On July 4, 1982, I went with my then-friend Robin to see Diana Ross in concert at Giants Stadium. I hadn’t been to the stadium before, but I figured on a typical day it was about a half hour drive from my home in New Jersey. As this was a holiday, I assumed there would be a lot of traffic, so I allowed for extra travel time. I didn’t want to be late.
We got to Giants Stadium five hours before show time. We parked right by the stadium entrance, went in, and found our seats. It was a beautiful sunny day, so we tanned as we waited for others to join us.
After a few hours other people showed up. The stadium was mostly full when the first opening act took to the stage. The band’s lead singer introduced them. “We’re Frankie Beverly and Maze for all you white people who don’t know who we are because you don’t listen to black music.” He sure knew how to charm an audience and win over new fans! I was momentarily ashamed that I spent my money to see and hear the white music of Diana Ross.
After Maze, Miles Davis performed. Would it have killed him to finish writing the songs before he came out? And hello, the audience is over here, not behind the curtain.

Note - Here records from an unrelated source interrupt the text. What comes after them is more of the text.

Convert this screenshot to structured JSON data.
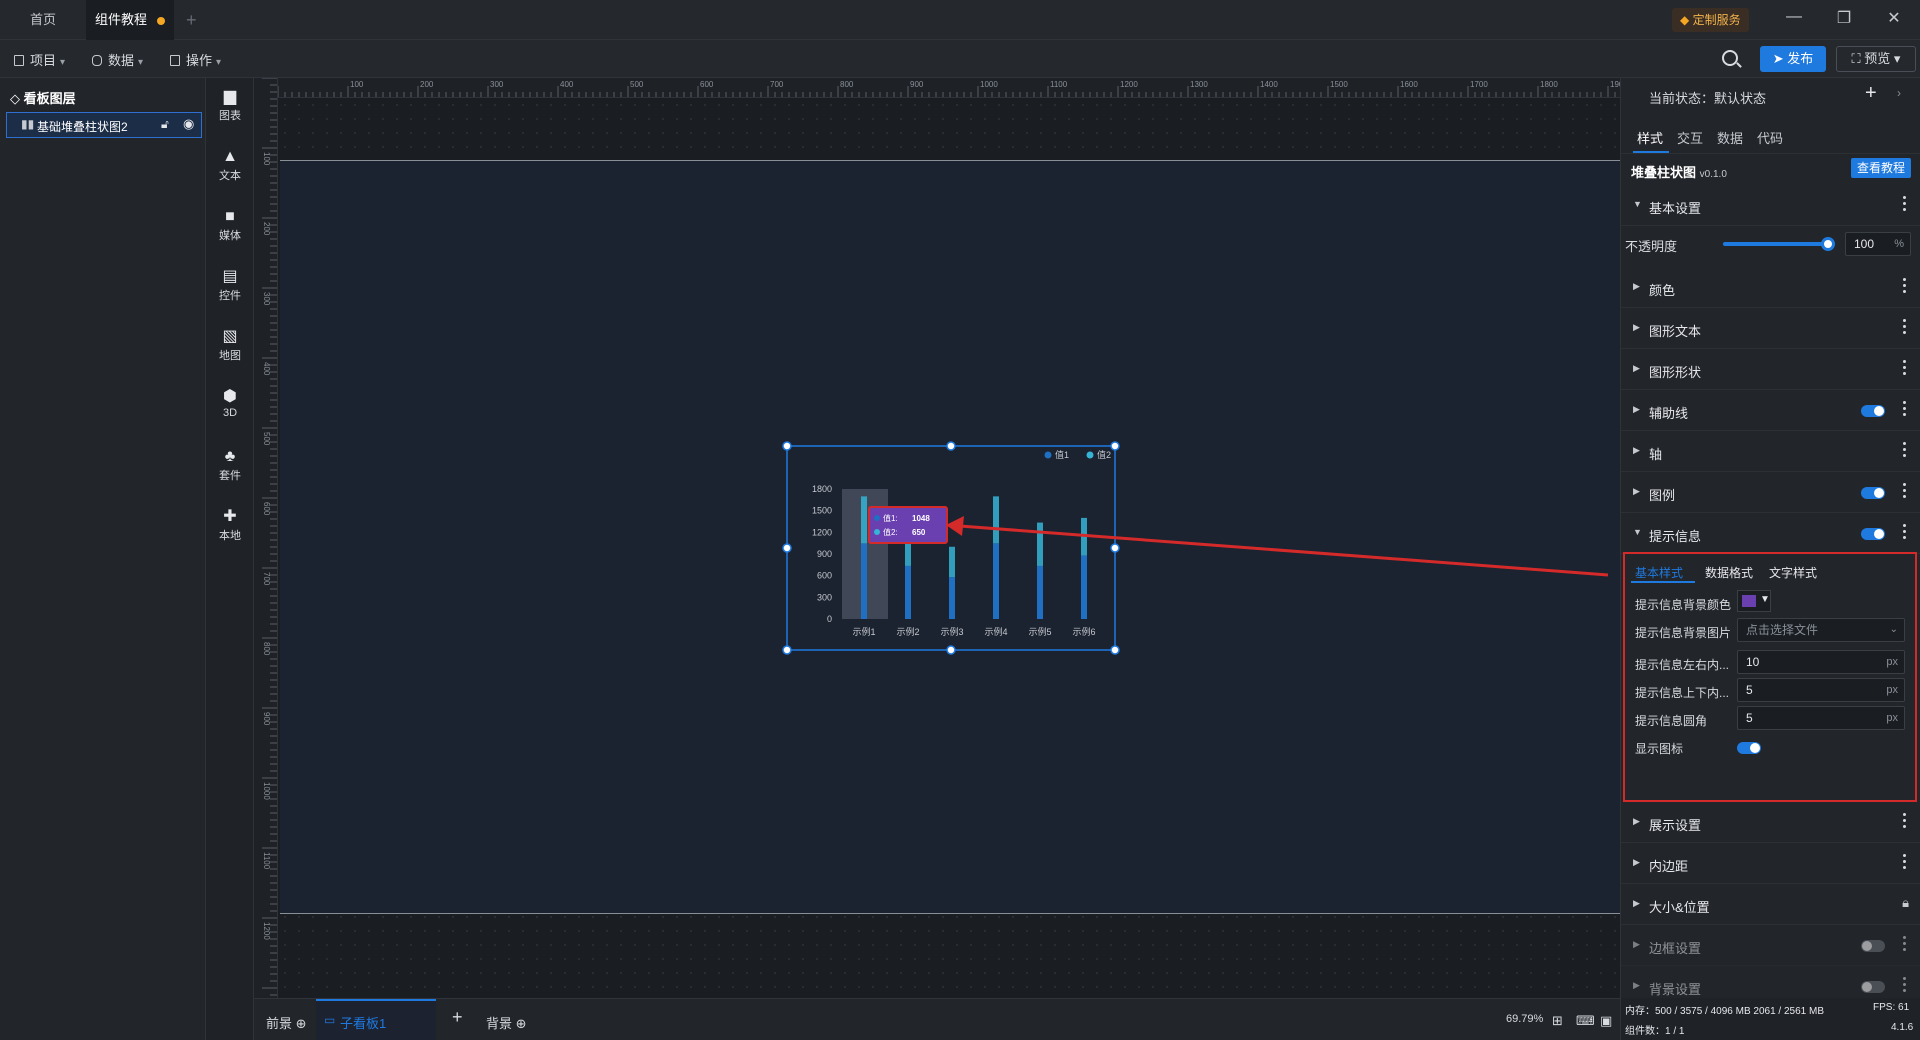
{
  "tabs": {
    "home": "首页",
    "active": "组件教程"
  },
  "service": "定制服务",
  "toolbar": {
    "project": "项目",
    "data": "数据",
    "operate": "操作",
    "publish": "发布",
    "preview": "预览"
  },
  "layers": {
    "title": "看板图层",
    "item": "基础堆叠柱状图2"
  },
  "components": [
    "图表",
    "文本",
    "媒体",
    "控件",
    "地图",
    "3D",
    "套件",
    "本地"
  ],
  "ruler_h": [
    "100",
    "200",
    "300",
    "400",
    "500",
    "600",
    "700",
    "800",
    "900",
    "1000",
    "1100",
    "1200",
    "1300",
    "1400",
    "1500",
    "1600",
    "1700",
    "1800",
    "1900"
  ],
  "ruler_v": [
    "100",
    "200",
    "300",
    "400",
    "500",
    "600",
    "700",
    "800",
    "900",
    "1000",
    "1100",
    "1200"
  ],
  "chart_data": {
    "type": "bar",
    "stacked": true,
    "categories": [
      "示例1",
      "示例2",
      "示例3",
      "示例4",
      "示例5",
      "示例6"
    ],
    "series": [
      {
        "name": "值1",
        "values": [
          1048,
          735,
          580,
          1048,
          735,
          880
        ]
      },
      {
        "name": "值2",
        "values": [
          650,
          480,
          420,
          650,
          600,
          520
        ]
      }
    ],
    "yticks": [
      "0",
      "300",
      "600",
      "900",
      "1200",
      "1500",
      "1800"
    ],
    "ylim": [
      0,
      1800
    ],
    "legend_position": "top-right",
    "tooltip": {
      "rows": [
        {
          "label": "值1:",
          "value": "1048"
        },
        {
          "label": "值2:",
          "value": "650"
        }
      ]
    },
    "colors": {
      "bottom": "#1f6fc2",
      "top": "#36b4d6"
    }
  },
  "bottombar": {
    "front": "前景",
    "sub": "子看板1",
    "bg": "背景",
    "zoom": "69.79%"
  },
  "right_panel": {
    "state_label": "当前状态：默认状态",
    "tabs": [
      "样式",
      "交互",
      "数据",
      "代码"
    ],
    "component_name": "堆叠柱状图",
    "version": "v0.1.0",
    "tutorial_btn": "查看教程",
    "basic": "基本设置",
    "opacity_label": "不透明度",
    "opacity_value": "100",
    "opacity_unit": "%",
    "opacity_level": 1.0,
    "sections": [
      "颜色",
      "图形文本",
      "图形形状",
      "辅助线",
      "轴",
      "图例",
      "提示信息"
    ],
    "tooltip_tabs": [
      "基本样式",
      "数据格式",
      "文字样式"
    ],
    "tooltip_fields": {
      "bg_color_label": "提示信息背景颜色",
      "bg_image_label": "提示信息背景图片",
      "bg_image_placeholder": "点击选择文件",
      "pad_lr_label": "提示信息左右内...",
      "pad_lr_value": "10",
      "pad_tb_label": "提示信息上下内...",
      "pad_tb_value": "5",
      "radius_label": "提示信息圆角",
      "radius_value": "5",
      "unit": "px",
      "show_icon_label": "显示图标"
    },
    "tooltip_bg_color": "#6a3fb0",
    "lower_sections": [
      "展示设置",
      "内边距",
      "大小&位置",
      "边框设置",
      "背景设置"
    ]
  },
  "status": {
    "memory": "内存：500 / 3575 / 4096 MB  2061 / 2561 MB",
    "fps": "FPS: 61",
    "count": "组件数：1 / 1",
    "version": "4.1.6"
  }
}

While Davis was playing, the couple sitting next to my then-friend Robin and me snorted cocaine. I’d never seen anyone do that before. They left after Davis finished, skipping the Diana Ross show altogether. That’s all I needed to see to keep me from ever doing coke. I don’t ever want to get to a point where I lose control over my thoughts and whereabouts and miss Miss Ross.

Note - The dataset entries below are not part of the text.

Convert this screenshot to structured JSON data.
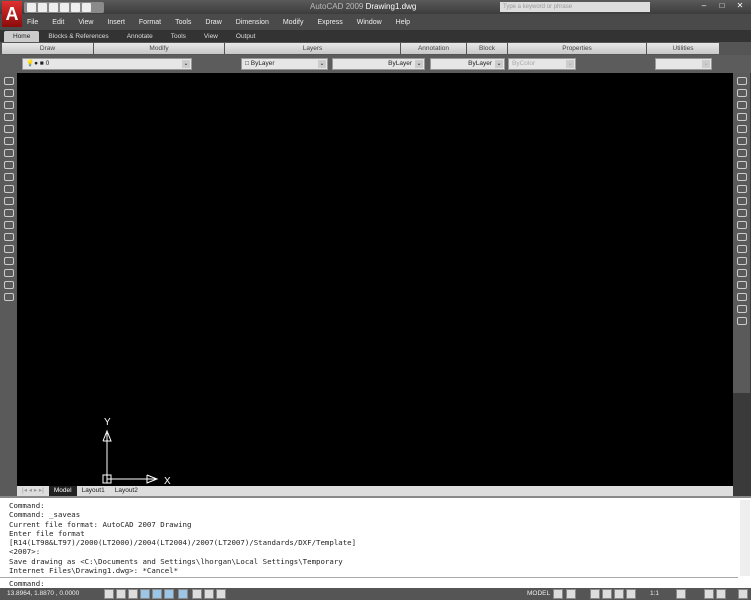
{
  "app": {
    "name": "AutoCAD 2009",
    "document": "Drawing1.dwg",
    "search_placeholder": "Type a keyword or phrase",
    "logo_letter": "A"
  },
  "menu": [
    "File",
    "Edit",
    "View",
    "Insert",
    "Format",
    "Tools",
    "Draw",
    "Dimension",
    "Modify",
    "Express",
    "Window",
    "Help"
  ],
  "ribbon_tabs": [
    "Home",
    "Blocks & References",
    "Annotate",
    "Tools",
    "View",
    "Output"
  ],
  "panels": [
    "Draw",
    "Modify",
    "Layers",
    "Annotation",
    "Block",
    "Properties",
    "Utilities"
  ],
  "properties": {
    "layer": "0",
    "color": "ByLayer",
    "linetype": "ByLayer",
    "lineweight": "ByLayer",
    "plotstyle": "ByColor"
  },
  "axes": {
    "x": "X",
    "y": "Y"
  },
  "layout_tabs": [
    "Model",
    "Layout1",
    "Layout2"
  ],
  "command_history": [
    "Command:",
    "Command: _saveas",
    "Current file format: AutoCAD 2007 Drawing",
    "Enter file format",
    "[R14(LT98&LT97)/2000(LT2000)/2004(LT2004)/2007(LT2007)/Standards/DXF/Template]",
    "<2007>:",
    "Save drawing as <C:\\Documents and Settings\\lhorgan\\Local Settings\\Temporary",
    "Internet Files\\Drawing1.dwg>: *Cancel*"
  ],
  "command_prompt": "Command:",
  "status": {
    "coords": "13.8964, 1.8870 , 0.0000",
    "space": "MODEL",
    "scale": "1:1"
  }
}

Finally, the main event. Diana Ross. Live. She performed all her big solo hits, except “Love Hangover,” and 30+ years later that still irks me. She did a medley of Supremes hits. She changed her clothes a few times. It was great!
Friday is dance day at Tunes du Jour, and while I could open today’s playlist with “Love Hangover” (Why, Miss Ross, why didn’t you preform that song???), I’m going to go with a more traditional 4th of July choice, James Brown’s “Living in America,” one of the very few Brown hits that the man neither wrote nor produced. Happy holiday!